And measure thy performance to the length :
Then call to mind that constancy must knit
Thine undertakings and thine actions fast :
He that sets forth towards heaven, and doth sit
Down by the way, will be found short at last.
Be constant to the end, and thou shalt have
A heavenly garland, though an earthly grave.
But he that would be constant, must not take
Religion up by fits and starts alone ;
But his continual practice must it make :
His course must be from end to end but one.
Bones often broken, and knit up again,
Lose of their length, though in their strength they gain.
Lastly, remember that Humility
Must solidate, and keep all close together.
What Pride puffs up with vain futility,
Lies open and exposed to all ill weather.
An empty bubble may
fair colours carry ; But blow upon it, and it will not tarry.
Prize not thine own too high, nor under-rate
Another's worth ; but deal indifferently :
View the defects of thy spiritual state,
And others' graces, with impartial eye.
The more thou deemest of thyself, the less
Esteem of thee will all men else express.
Contract thy lesson now, and this is just
The sum of all. He that desires to see

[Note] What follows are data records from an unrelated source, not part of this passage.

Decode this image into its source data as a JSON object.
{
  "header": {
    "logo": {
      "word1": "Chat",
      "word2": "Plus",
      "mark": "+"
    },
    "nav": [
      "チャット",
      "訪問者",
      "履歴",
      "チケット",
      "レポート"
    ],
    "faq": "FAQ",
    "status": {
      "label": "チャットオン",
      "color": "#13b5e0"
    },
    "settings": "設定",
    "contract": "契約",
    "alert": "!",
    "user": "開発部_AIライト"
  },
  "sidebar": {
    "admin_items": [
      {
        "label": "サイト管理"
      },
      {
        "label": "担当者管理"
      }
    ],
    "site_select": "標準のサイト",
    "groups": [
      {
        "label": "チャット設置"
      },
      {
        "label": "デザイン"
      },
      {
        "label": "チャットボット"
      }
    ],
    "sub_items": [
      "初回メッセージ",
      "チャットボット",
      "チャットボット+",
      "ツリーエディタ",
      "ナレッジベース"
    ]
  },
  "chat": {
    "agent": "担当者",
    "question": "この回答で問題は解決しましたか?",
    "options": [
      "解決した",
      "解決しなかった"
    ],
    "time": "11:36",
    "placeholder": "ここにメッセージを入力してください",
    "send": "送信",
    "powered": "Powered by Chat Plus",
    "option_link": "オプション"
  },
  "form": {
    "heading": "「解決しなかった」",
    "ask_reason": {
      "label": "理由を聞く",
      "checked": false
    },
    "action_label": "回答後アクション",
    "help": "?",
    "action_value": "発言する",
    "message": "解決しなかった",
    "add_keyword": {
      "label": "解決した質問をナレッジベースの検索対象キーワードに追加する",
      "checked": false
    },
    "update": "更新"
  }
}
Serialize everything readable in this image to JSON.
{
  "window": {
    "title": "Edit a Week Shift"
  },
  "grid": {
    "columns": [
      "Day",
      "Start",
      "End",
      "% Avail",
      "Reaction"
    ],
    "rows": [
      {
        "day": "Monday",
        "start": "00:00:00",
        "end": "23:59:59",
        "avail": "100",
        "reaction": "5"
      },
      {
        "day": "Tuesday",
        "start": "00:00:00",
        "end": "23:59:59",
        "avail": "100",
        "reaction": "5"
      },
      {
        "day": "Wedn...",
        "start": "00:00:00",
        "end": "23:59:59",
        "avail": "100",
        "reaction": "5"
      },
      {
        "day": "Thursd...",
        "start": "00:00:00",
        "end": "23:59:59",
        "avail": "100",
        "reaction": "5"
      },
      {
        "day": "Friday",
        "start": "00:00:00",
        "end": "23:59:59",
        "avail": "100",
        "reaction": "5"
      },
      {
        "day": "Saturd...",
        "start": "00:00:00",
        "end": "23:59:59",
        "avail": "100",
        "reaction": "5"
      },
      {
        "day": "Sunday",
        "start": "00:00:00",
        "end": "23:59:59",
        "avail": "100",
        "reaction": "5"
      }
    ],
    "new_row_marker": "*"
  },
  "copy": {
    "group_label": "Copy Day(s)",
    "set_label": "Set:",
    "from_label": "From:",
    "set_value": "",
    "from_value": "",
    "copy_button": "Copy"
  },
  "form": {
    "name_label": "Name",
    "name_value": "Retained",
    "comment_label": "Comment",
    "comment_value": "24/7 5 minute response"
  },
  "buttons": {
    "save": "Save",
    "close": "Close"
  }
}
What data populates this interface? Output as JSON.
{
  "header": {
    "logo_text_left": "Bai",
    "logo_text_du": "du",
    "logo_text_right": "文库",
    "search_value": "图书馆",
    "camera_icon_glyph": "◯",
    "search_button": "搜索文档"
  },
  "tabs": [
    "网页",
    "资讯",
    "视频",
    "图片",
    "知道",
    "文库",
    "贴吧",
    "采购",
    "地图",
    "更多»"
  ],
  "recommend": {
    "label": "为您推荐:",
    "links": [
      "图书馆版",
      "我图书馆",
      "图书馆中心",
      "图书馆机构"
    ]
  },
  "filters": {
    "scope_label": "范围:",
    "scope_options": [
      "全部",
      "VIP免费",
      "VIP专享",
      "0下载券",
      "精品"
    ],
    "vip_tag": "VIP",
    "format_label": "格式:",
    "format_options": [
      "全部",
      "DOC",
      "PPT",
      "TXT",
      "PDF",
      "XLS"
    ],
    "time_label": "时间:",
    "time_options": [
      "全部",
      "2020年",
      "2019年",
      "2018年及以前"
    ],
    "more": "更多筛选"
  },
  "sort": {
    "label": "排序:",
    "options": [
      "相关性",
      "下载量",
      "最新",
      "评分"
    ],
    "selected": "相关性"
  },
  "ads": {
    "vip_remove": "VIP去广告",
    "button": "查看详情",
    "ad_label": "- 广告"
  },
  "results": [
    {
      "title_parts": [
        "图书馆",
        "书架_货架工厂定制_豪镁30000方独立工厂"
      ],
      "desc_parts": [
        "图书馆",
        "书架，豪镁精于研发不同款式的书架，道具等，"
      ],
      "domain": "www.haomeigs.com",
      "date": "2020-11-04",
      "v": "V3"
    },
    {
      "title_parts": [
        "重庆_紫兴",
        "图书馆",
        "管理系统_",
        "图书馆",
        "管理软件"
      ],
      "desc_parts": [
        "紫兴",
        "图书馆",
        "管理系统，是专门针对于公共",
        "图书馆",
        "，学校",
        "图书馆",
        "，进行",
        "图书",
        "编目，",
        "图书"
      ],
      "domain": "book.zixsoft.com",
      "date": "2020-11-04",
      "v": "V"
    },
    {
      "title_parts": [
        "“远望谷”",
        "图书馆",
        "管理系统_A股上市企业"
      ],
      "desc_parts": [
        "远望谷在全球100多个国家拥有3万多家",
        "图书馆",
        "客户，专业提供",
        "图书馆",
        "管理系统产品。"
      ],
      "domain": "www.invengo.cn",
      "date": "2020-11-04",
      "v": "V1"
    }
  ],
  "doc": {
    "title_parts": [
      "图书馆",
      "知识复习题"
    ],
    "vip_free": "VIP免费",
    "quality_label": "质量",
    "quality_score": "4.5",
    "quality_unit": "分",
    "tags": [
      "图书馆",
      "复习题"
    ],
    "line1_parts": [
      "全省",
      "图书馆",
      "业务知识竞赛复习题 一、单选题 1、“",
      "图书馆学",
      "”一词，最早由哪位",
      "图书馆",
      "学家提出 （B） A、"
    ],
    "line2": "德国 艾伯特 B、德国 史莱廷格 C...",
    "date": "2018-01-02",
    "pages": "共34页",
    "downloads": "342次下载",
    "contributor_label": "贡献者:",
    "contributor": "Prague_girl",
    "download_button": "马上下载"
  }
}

The face of God, in his Religion must
Sincere, entire, constant, and humble be.
If thus resolved, fear not to proceed :
Else the more haste thou makest, the worse thou'lt speed.
BETWIXT two dangerous rocks, Profaneness on
The one side, on the other Superstition,
How shall I sail secure ?
Lord, be my steersman, hold my helm,
And then though winds with waves o’erwhelm
My sails, I will endure
The bottom of the sea Is safe enough, if thou direct the way.